We made a few additional stops. The first was in a pharmacy right across the street from the hospital to fill an antibiotics prescription. Second was in a natural products shop to pick up a few tinctures Andree wanted to apply herself. Third was to purchase some bread … since Andreea isn’t going to be baking any in the coming days. Last to pick up some wood-finishing materials we forgot to pick during the previous visit.

When we got home I sent Andreea inside and unloaded the car. During the last round I took too many things in my arms and dropped at the doorstep one of the wood-finishing material cans. It opened quite easily (as it never does when I want it too) and spilled … almost completely. I cursed … then took a breath … and then brough a piece of sponge and spread the finishing material on the doorstep itself (which was wood we put in but never got around to finishing) and on the bug-screen external door I recently added.

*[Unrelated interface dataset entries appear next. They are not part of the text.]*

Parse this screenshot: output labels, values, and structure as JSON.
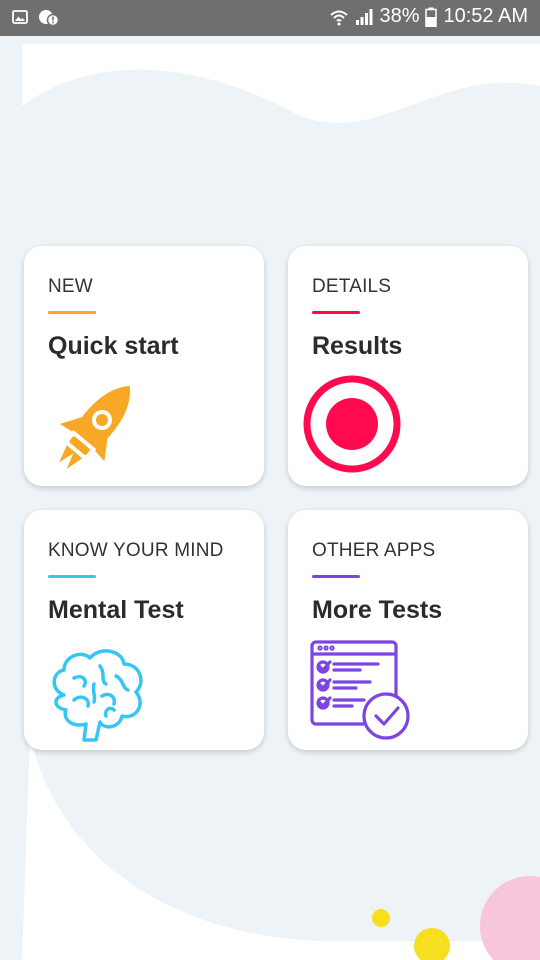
{
  "status_bar": {
    "battery": "38%",
    "time": "10:52 AM",
    "icons": [
      "gallery-icon",
      "alert-badge-icon",
      "wifi-icon",
      "signal-icon",
      "battery-icon"
    ]
  },
  "cards": [
    {
      "eyebrow": "NEW",
      "title": "Quick start",
      "accent": "#f9a825",
      "icon": "rocket-icon"
    },
    {
      "eyebrow": "DETAILS",
      "title": "Results",
      "accent": "#ff0a4f",
      "icon": "record-icon"
    },
    {
      "eyebrow": "KNOW YOUR MIND",
      "title": "Mental Test",
      "accent": "#37c6f4",
      "icon": "brain-icon"
    },
    {
      "eyebrow": "OTHER APPS",
      "title": "More Tests",
      "accent": "#7b45e3",
      "icon": "checklist-icon"
    }
  ]
}
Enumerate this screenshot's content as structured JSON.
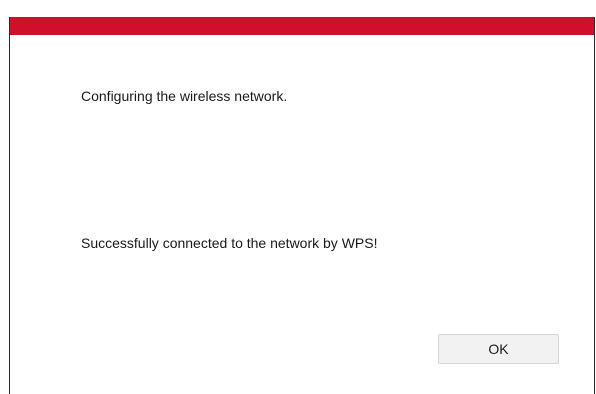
{
  "dialog": {
    "accent_color": "#d0102a",
    "status_message": "Configuring the wireless network.",
    "result_message": "Successfully connected to the network by WPS!",
    "ok_label": "OK"
  }
}
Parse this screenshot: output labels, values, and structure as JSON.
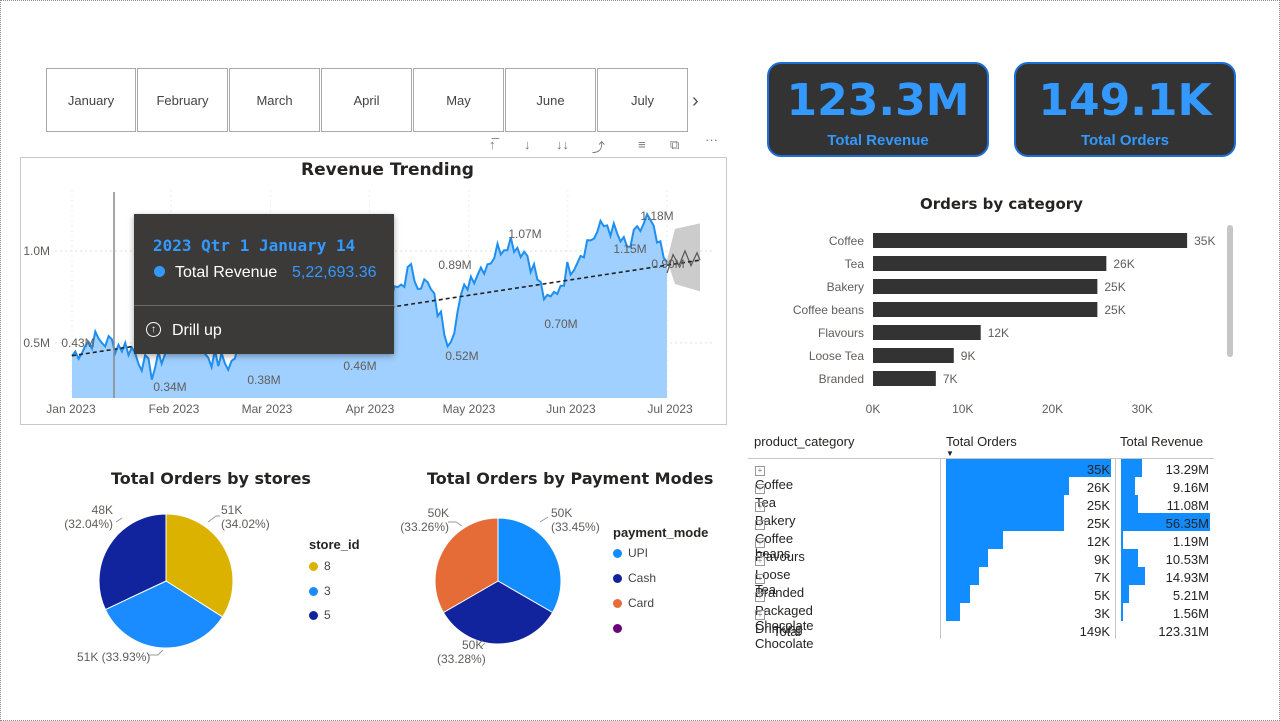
{
  "slicer": {
    "months": [
      "January",
      "February",
      "March",
      "April",
      "May",
      "June",
      "July"
    ],
    "next_icon": "chevron-right-icon"
  },
  "toolbar_icons": [
    "drill-up-icon",
    "drill-down-icon",
    "expand-all-icon",
    "drill-mode-icon",
    "filter-icon",
    "focus-mode-icon",
    "more-options-icon"
  ],
  "kpis": [
    {
      "value": "123.3M",
      "label": "Total Revenue"
    },
    {
      "value": "149.1K",
      "label": "Total Orders"
    }
  ],
  "tooltip": {
    "header": "2023 Qtr 1 January 14",
    "series": "Total Revenue",
    "value": "5,22,693.36",
    "action": "Drill up"
  },
  "chart_data": [
    {
      "type": "area",
      "title": "Revenue Trending",
      "x_ticks": [
        "Jan 2023",
        "Feb 2023",
        "Mar 2023",
        "Apr 2023",
        "May 2023",
        "Jun 2023",
        "Jul 2023"
      ],
      "y_ticks": [
        "0.5M",
        "1.0M"
      ],
      "ylim": [
        0.2,
        1.25
      ],
      "series": [
        {
          "values": [
            0.43,
            0.52,
            0.5,
            0.47,
            0.34,
            0.5,
            0.55,
            0.42,
            0.38,
            0.6,
            0.55,
            0.46,
            0.58,
            0.62,
            0.66,
            0.7,
            0.72,
            0.89,
            0.8,
            0.52,
            0.85,
            0.95,
            1.07,
            0.98,
            0.7,
            0.9,
            1.05,
            1.15,
            1.0,
            1.18,
            0.9
          ]
        }
      ],
      "data_labels": [
        "0.43M",
        "0.34M",
        "0.38M",
        "0.46M",
        "0.89M",
        "0.52M",
        "1.07M",
        "0.70M",
        "1.15M",
        "1.18M",
        "0.90M"
      ],
      "trend_line": true,
      "forecast": true,
      "colors": {
        "area": "#9fd0ff",
        "line": "#1e8ff0",
        "trend": "#222222",
        "forecast": "#cccccc"
      }
    },
    {
      "type": "bar",
      "title": "Orders by category",
      "categories": [
        "Coffee",
        "Tea",
        "Bakery",
        "Coffee beans",
        "Flavours",
        "Loose Tea",
        "Branded"
      ],
      "values": [
        35,
        26,
        25,
        25,
        12,
        9,
        7
      ],
      "value_labels": [
        "35K",
        "26K",
        "25K",
        "25K",
        "12K",
        "9K",
        "7K"
      ],
      "x_ticks": [
        "0K",
        "10K",
        "20K",
        "30K"
      ],
      "xlim": [
        0,
        40
      ],
      "color": "#333333"
    },
    {
      "type": "pie",
      "title": "Total Orders by stores",
      "legend_title": "store_id",
      "slices": [
        {
          "name": "8",
          "value": 51,
          "label": "51K",
          "pct": "(34.02%)",
          "color": "#dbb200"
        },
        {
          "name": "3",
          "value": 51,
          "label": "51K (33.93%)",
          "pct": "",
          "color": "#1a8cff"
        },
        {
          "name": "5",
          "value": 48,
          "label": "48K",
          "pct": "(32.04%)",
          "color": "#12239e"
        }
      ]
    },
    {
      "type": "pie",
      "title": "Total Orders by Payment Modes",
      "legend_title": "payment_mode",
      "slices": [
        {
          "name": "UPI",
          "value": 50,
          "label": "50K",
          "pct": "(33.45%)",
          "color": "#118dff"
        },
        {
          "name": "Cash",
          "value": 50,
          "label": "50K",
          "pct": "(33.28%)",
          "color": "#12239e"
        },
        {
          "name": "Card",
          "value": 50,
          "label": "50K",
          "pct": "(33.26%)",
          "color": "#e66c37"
        },
        {
          "name": "",
          "value": 0,
          "label": "",
          "pct": "",
          "color": "#6b007b"
        }
      ]
    }
  ],
  "table": {
    "headers": [
      "product_category",
      "Total Orders",
      "Total Revenue"
    ],
    "rows": [
      {
        "name": "Coffee",
        "orders": "35K",
        "orders_v": 35,
        "revenue": "13.29M",
        "revenue_v": 13.29
      },
      {
        "name": "Tea",
        "orders": "26K",
        "orders_v": 26,
        "revenue": "9.16M",
        "revenue_v": 9.16
      },
      {
        "name": "Bakery",
        "orders": "25K",
        "orders_v": 25,
        "revenue": "11.08M",
        "revenue_v": 11.08
      },
      {
        "name": "Coffee beans",
        "orders": "25K",
        "orders_v": 25,
        "revenue": "56.35M",
        "revenue_v": 56.35
      },
      {
        "name": "Flavours",
        "orders": "12K",
        "orders_v": 12,
        "revenue": "1.19M",
        "revenue_v": 1.19
      },
      {
        "name": "Loose Tea",
        "orders": "9K",
        "orders_v": 9,
        "revenue": "10.53M",
        "revenue_v": 10.53
      },
      {
        "name": "Branded",
        "orders": "7K",
        "orders_v": 7,
        "revenue": "14.93M",
        "revenue_v": 14.93
      },
      {
        "name": "Packaged Chocolate",
        "orders": "5K",
        "orders_v": 5,
        "revenue": "5.21M",
        "revenue_v": 5.21
      },
      {
        "name": "Drinking Chocolate",
        "orders": "3K",
        "orders_v": 3,
        "revenue": "1.56M",
        "revenue_v": 1.56
      }
    ],
    "total": {
      "label": "Total",
      "orders": "149K",
      "revenue": "123.31M"
    },
    "bar_color": "#118dff"
  }
}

It was one of those days.

In the night the rains finally came … plentiful rains … I awoke to a cloudy and wet day. The rain felt like some kind of reset button … both for the thirsty plants and for emotional-me. Andreea will wake up soon and hopefully be feeling better too.

Cutia Taranului & Rain

We had a very wet spring this year. We had plenty of rain but less early warmth. Corn grew early and fast however vegetables were slower to grow.

IMPACT1: Field grown vegetables have been growing slower then last year.

But then the rain stopped and people got religious … some more then others. Some people have no irrigation solutions so they get really religious really fast as they watch their crops dry. Others have small water-holes created not by gathering rain but by excavating until they penetrates an aquifer so that springs create a small reservoire of water. They use gas-driven pumps to move water into the fields and have been watching the water level go way down … so their religion is a bit more laid back … but still … they too are praying for rains.

IMPACT2: Peasants income is late to appear and to a degree in doubt this year.
IMPACT3: Peasants live in fear.
IMPACT4: Cutia Taranului members need to be patient … investing more energy then they thought they would in this mutual relationship with their fellow peasants.

By now the corn too is starting to show signs of dryness. It had a great start but it too needs water to continue growing.

IMPACT5: There may be less yield of corn, less to feed the animals, more expenses in buying feed … coupled with less income from selling food = difficult.

The pastures have given good yield so far but may not continue to yield enough hay for another cutting. Hay needs to be cut in dry conditions so that it can dry in the sun before it is collected … so summer is pretty much the only time

IMPACT6: Gradually less and less small peasant families with 2 or 3 cows … much work, not enough value … and way too much trouble.

This morning we awoke to a hopeful drizzle. It paused and later turned into a promising summer rain … that lasted 20 minutes … then the sun came out and the hope went away. Within a couple of hours most of the earth was again dry. Rain … it is so immediate, so powerful, so far reaching. Of course the worries may be eased at least temporaily somewhat with a few rains … but the instablity and fears remain.

We hope Cutia Taranului will create stability for both consumers in the city and peasant producers. Yet we ar convinced that selling food is just one (though a critical) step on on the way. The way food is grown will have to change too … water supply is diminishing (water tables are dropping), the earth (yes, even AND especially the earth that will supply the wonderful vegetables that will begin delivery next week) is dying, work is getting harder and weather is becoming less predictable and more extreme (it isn’t global warming that worries peasants, it’s singular local events that threatens their livelihood).

For me, that’s the heart and motivation of Cutia Taranului. We live and grow our food in the same weather conditions, we face similar challenges. We have already begun to explore alternative approaches that create better and more resilient conditions and we hope, through Cutia Taranului, to both continue our exploration and then share our experiences in the hope that stability can be achieved in the face of coming uncertainties.